# INFORMATION GIVEN:
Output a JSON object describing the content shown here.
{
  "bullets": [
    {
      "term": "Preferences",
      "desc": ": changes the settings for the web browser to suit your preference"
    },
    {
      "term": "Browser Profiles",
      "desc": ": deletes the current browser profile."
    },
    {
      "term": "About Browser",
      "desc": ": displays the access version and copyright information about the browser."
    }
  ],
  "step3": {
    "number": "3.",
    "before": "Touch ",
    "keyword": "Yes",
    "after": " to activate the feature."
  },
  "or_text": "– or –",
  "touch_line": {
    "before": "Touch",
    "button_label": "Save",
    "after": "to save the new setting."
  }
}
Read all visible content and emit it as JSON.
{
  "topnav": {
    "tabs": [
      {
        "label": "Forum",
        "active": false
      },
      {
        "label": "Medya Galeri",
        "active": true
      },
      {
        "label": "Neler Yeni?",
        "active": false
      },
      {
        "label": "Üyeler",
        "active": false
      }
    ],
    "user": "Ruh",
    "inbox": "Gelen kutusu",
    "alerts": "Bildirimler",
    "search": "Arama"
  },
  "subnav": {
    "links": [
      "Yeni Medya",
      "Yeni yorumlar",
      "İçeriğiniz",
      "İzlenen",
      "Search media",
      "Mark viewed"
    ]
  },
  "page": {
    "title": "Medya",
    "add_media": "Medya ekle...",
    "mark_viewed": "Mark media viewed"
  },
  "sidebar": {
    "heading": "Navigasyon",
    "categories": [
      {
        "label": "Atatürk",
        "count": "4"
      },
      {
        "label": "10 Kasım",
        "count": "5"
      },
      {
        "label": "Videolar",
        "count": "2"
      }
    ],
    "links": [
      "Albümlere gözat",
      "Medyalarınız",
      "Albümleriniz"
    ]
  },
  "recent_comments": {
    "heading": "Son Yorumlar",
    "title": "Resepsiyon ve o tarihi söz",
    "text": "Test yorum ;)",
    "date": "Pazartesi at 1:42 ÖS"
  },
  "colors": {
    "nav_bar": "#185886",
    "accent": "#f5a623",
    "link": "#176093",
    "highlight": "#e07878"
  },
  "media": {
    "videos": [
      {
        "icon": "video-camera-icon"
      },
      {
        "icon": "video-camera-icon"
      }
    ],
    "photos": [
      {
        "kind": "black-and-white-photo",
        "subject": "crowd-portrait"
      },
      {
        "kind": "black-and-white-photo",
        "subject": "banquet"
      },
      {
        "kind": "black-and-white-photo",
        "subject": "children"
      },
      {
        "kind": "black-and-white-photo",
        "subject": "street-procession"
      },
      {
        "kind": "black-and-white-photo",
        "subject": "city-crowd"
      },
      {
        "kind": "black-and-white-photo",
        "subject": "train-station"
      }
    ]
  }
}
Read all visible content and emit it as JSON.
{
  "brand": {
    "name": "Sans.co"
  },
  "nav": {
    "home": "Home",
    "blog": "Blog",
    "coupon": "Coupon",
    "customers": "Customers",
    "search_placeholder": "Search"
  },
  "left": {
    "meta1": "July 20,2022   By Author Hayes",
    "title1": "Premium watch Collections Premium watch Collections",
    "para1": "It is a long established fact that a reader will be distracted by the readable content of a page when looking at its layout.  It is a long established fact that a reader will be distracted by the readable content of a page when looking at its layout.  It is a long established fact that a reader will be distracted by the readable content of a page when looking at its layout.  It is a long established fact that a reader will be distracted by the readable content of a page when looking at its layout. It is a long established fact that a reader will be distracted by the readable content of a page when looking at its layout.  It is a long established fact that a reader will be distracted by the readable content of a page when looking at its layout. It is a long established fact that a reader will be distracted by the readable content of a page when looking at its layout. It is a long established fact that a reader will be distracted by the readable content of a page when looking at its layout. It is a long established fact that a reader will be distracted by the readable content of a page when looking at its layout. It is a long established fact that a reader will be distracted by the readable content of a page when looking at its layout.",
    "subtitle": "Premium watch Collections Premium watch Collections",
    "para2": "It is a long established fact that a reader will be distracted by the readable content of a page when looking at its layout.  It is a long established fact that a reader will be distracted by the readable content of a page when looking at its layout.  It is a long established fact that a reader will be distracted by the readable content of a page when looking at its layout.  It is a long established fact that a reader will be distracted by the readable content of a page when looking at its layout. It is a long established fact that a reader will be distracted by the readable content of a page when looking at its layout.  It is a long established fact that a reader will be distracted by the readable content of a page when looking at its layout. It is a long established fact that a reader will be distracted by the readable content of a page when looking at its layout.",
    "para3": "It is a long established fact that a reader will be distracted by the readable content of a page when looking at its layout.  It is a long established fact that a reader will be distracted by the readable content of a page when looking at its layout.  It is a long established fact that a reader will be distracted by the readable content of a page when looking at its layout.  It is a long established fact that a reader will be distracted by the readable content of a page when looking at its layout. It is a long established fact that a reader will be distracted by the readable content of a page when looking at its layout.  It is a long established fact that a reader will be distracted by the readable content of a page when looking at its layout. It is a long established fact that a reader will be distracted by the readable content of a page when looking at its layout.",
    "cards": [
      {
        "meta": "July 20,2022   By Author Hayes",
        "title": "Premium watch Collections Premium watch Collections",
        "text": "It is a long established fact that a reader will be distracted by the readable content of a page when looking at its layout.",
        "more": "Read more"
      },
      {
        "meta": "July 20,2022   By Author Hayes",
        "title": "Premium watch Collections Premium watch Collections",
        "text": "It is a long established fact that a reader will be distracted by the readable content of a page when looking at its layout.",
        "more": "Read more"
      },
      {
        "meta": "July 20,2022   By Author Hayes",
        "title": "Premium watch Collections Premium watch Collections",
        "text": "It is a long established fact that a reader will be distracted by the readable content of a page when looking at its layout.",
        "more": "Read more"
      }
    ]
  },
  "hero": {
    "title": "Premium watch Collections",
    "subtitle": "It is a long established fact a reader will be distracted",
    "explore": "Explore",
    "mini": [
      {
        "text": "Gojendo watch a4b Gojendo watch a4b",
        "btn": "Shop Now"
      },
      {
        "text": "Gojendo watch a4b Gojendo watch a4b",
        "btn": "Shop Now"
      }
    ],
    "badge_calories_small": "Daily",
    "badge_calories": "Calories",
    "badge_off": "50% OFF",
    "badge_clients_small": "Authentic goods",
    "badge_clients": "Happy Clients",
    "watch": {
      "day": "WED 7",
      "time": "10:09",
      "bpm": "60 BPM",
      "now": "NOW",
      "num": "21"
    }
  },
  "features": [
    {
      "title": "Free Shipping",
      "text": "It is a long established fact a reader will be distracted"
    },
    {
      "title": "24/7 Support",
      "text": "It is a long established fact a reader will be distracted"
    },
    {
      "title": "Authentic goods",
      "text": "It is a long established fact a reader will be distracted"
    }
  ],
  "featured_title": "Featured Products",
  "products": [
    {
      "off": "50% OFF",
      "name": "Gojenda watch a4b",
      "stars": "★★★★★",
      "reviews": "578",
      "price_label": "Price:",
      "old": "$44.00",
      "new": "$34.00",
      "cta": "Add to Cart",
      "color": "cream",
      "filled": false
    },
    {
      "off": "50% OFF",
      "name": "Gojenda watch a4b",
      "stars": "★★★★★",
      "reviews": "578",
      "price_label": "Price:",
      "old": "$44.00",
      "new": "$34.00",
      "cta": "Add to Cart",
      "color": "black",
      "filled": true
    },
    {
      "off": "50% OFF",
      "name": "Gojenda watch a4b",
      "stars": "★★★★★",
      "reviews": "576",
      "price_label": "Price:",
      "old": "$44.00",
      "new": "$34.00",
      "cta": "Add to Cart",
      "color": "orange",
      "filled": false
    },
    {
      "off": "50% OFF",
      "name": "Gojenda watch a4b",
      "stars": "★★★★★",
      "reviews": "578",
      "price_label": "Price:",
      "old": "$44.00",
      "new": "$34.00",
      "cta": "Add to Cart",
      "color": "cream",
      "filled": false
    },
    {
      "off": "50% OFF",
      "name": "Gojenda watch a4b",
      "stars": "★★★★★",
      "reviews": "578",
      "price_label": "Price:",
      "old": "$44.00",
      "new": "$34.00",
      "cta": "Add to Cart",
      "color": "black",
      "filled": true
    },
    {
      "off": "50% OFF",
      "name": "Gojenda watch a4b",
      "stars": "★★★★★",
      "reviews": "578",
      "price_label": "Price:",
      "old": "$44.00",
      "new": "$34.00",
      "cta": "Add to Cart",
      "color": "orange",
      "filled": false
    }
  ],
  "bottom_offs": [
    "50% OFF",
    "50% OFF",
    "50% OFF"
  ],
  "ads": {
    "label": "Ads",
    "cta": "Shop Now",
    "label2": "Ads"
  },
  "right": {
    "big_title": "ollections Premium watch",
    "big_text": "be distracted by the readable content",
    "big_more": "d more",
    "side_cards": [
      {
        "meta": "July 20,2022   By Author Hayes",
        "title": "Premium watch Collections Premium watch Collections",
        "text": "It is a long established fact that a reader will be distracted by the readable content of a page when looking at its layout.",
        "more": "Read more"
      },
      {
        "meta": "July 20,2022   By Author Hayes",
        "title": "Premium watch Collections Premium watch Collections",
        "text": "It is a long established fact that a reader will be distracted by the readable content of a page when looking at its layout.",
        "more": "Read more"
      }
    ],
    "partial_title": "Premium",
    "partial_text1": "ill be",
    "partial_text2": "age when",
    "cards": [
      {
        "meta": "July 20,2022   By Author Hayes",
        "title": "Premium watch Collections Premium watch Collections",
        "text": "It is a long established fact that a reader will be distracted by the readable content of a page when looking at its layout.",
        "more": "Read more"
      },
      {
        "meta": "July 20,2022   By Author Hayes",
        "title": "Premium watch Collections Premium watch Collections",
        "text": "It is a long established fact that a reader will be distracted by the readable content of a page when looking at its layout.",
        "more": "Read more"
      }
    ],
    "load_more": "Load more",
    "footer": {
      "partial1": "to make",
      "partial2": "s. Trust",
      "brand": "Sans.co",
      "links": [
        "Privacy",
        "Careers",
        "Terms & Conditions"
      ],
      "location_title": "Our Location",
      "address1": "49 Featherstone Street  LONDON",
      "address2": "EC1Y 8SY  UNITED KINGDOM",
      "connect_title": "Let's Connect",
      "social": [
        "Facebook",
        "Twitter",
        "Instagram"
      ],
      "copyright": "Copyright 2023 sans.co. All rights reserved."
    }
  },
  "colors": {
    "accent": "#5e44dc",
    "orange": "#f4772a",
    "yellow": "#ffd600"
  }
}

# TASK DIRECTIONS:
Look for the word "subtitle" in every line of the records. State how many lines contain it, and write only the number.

# RESULT FOR THIS EXERCISE:
2